Records from a collection
▼
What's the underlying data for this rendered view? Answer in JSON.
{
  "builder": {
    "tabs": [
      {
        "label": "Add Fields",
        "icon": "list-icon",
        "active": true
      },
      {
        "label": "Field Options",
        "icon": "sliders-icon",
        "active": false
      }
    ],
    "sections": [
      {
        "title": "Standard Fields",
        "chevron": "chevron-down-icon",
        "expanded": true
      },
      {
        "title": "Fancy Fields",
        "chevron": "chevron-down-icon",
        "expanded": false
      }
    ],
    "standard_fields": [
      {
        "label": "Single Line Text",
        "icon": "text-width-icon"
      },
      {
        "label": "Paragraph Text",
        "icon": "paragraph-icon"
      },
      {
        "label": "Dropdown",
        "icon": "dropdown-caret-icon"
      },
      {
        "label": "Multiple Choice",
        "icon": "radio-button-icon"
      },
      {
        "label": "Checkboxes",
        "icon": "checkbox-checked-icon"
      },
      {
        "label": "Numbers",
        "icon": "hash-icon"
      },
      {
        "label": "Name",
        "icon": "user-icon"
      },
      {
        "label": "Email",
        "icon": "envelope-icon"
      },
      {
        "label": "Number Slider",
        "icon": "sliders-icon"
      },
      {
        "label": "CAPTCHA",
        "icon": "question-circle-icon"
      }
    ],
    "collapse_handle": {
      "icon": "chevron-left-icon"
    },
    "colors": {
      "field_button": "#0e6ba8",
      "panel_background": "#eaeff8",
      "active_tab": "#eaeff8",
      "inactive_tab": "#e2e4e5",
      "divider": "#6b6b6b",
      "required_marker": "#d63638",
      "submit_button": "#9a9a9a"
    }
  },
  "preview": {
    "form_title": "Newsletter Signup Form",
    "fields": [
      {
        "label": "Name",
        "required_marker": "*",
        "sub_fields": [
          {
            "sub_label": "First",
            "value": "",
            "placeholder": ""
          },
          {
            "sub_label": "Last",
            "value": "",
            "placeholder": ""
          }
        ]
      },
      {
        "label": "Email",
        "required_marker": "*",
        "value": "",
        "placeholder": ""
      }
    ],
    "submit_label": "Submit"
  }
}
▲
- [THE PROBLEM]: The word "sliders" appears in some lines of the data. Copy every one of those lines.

- [COMPLETED EXERCISE]:
        "icon": "sliders-icon",
        "icon": "sliders-icon"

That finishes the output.